Your assignment> Look for the string "Physics" in the listing below and copy every line in which it appears.
________
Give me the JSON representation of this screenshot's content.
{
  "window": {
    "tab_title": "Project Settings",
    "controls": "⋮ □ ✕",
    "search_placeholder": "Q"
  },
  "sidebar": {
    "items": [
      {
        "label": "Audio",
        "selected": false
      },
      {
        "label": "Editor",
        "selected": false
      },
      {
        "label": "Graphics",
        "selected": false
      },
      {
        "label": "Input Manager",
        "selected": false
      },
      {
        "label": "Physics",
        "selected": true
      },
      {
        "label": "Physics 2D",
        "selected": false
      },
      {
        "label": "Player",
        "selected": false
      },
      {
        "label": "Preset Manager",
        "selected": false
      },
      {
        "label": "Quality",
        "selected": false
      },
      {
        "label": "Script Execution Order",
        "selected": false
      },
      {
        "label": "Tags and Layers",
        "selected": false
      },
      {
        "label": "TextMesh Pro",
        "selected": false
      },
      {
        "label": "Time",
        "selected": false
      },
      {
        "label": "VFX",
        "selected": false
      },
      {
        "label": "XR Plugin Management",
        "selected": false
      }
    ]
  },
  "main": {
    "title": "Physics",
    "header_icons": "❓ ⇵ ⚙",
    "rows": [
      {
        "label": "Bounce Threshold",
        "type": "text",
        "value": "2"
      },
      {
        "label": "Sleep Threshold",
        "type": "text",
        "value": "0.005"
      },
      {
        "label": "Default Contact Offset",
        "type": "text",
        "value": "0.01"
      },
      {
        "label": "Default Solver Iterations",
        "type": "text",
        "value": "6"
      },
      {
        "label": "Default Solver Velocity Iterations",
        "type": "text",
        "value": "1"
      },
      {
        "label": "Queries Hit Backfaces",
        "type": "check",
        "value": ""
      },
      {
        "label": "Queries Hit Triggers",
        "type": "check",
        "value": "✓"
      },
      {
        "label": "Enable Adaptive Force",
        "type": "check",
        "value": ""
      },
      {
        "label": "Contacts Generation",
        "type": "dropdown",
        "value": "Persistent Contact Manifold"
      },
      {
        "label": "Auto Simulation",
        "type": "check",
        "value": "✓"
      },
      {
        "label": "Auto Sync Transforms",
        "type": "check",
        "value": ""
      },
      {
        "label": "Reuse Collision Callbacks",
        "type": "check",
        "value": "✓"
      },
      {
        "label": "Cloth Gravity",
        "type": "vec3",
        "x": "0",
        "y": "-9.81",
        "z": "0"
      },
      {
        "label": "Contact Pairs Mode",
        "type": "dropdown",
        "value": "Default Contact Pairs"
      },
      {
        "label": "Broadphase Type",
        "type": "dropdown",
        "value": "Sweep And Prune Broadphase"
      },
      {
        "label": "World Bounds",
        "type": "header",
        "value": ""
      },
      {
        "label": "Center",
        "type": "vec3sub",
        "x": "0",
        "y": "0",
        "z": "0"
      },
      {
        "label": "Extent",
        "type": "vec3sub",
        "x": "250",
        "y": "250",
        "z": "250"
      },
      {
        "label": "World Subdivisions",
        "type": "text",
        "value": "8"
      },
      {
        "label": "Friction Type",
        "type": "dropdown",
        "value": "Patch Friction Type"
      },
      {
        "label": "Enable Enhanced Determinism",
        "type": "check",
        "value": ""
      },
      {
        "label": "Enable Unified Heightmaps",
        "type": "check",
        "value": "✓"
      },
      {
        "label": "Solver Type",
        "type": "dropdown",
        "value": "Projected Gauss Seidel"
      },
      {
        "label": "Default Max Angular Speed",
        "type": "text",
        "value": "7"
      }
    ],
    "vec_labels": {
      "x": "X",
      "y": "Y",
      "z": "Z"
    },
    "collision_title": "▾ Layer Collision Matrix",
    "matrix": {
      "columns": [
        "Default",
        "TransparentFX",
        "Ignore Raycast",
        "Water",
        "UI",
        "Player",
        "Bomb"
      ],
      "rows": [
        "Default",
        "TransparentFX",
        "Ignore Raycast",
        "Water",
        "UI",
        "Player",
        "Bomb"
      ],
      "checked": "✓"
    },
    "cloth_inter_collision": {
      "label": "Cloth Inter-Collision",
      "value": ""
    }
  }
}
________
Exercise output>
        "label": "Physics",
        "label": "Physics 2D",
    "title": "Physics",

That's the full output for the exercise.